At Parliament’s second evidence session for the white paper on health and social care, the NHS chief warned that a ‘completely vanilla, one-size-fits-all’ approach to governance would ‘cut across what is already working well,’ and instead called for a ‘permissive framework’.
When asked if guidance should be issued as to who can be appointed to an ICS board, Sir Stevens said: ‘I do think that’s what makes sense, but equally, we don’t want to be too prescriptive, certainly not on the face of the bill as to precisely what that composition should be.
He added that ‘the starting point here is that lots of parts of the country are now already working in this new way, and [have] figured out the right kind of judgments for their local area’.
Sir Stevens suggested that a permissive framework, that allows NHS England to set some guidance through regulation and ‘at least make sure there are the right guarantees in place locally’ was ‘the way to proceed’.
Recommendations to Government
The white paper, published 11 February, set out plans to place ICSs on a statutory footing, which includes CCG functions being taken over by the organisations.
The proposals would bring together the NHS, local government and partners, with a statutory ICS consisting of a statutory ICS NHS body and a separate statutory ICS Health and Care Partnership.
Under the proposals, each ICS NHS body will have a unitary board, which will be directly accountable for NHS spend and performance within the system.
Amanda Pritchard, NHS England and NHS Improvement’s (NHSE&I) chief operating officer – also speaking at the hearing – added that ‘there will be a place’ for guidance on who can be appointed to the boards but agreed that this should not be ‘overly prescriptive’.
She said that NHSE&I had recommended to Government ‘the minimum that you would expect to see around that kind of governance table, both in terms of the ICS body and relationship with the health and care partnership’.
Last month, NHSE&I published its five recommendations on legislation for integrated services, which included that there should be ‘maximum local flexibility’ as to how an ICS health and care partnership is constituted, and that the composition of the board of an ICS body is ‘sufficiently streamlined to support effective decision-making’.

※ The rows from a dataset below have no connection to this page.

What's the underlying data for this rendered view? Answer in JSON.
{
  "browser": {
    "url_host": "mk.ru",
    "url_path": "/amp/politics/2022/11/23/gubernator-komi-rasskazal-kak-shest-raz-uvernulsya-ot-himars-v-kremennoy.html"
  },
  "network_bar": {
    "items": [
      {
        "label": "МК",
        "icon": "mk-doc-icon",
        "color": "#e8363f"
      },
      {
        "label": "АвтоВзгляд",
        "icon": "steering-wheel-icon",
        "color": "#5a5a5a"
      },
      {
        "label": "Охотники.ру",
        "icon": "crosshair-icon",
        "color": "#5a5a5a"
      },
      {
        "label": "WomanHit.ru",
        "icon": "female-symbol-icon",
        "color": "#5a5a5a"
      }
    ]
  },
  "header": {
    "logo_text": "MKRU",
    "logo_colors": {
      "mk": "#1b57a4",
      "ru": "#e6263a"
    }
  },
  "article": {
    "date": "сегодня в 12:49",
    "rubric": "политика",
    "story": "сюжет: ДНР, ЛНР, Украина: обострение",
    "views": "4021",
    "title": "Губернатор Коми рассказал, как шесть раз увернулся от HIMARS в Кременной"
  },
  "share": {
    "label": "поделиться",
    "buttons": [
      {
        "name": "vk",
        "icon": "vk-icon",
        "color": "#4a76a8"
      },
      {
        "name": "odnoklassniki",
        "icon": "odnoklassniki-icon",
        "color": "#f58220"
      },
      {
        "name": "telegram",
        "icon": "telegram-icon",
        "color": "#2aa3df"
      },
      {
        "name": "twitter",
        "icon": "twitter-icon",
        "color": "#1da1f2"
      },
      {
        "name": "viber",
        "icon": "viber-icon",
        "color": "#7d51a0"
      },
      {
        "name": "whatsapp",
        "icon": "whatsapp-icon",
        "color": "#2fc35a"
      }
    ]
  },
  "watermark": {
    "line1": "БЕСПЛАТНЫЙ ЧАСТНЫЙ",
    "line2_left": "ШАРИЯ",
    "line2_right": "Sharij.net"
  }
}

The document said: ‘Legislation should be broadly permissive, mandating only that the members of the NHS ICS Board must include a chair and CEO and as a minimum also draw representation from (i) NHS trusts and foundation trusts, (ii) general practice, and (iii) a local authority.’
This recommendation is reflected in the white paper itself, which also states that ICSs will ‘need to ensure they have appropriate clinical advice when making decisions’.
Ms Pritchard said that NHSE&I is ‘really clear about’ the importance of clinical leadership through the whole of the NHS, and this is as ‘true for PCNs or individual organisations as it will be for ICSs’.
‘But I think we’re just keen to steer away from trying to be overly prescriptive about exactly what that’s going to look like at local level,’ she added.
Impact on patient care
When asked what tangible outcomes the reforms will achieve for patients, Sir Stevens said there must be ‘humility about the role that legislation itself plays in improvement across the health service’.
He said that the bill would make it easier for frontline GPs, among other NHS services, to join services ‘in a way that makes sense locally’, but added that ‘actually implementing the NHS Long Term Plan in the round is what’s going to be required in order to get that kind of join up [of] services’.
The NHS chief said that legislation was key to enabling this and he hoped the changes would ‘overcome the funding silos that the current law creates in a local area’, adding that the NHS has got ‘about as far as we can’ with ‘workarounds to the 2012 Act’.
‘What I mean by that is that the local commissioning groups, the clinical commissioning groups, they have responsibility for planning and funding most community health services and local hospital services,’ he said.
‘But when it comes to, legally at least, GP services, which are really hyperlocal, and then at the other end of the range are specialist services, they are not overseen locally. Statutorily, they are overseen nationally by NHS England.’
He added that the bill will also ‘bring together a wider group of stakeholders to help make those planning judgments: not just groups of GPs on CCG governing bodies, but also other providers, patients groups, local authorities’.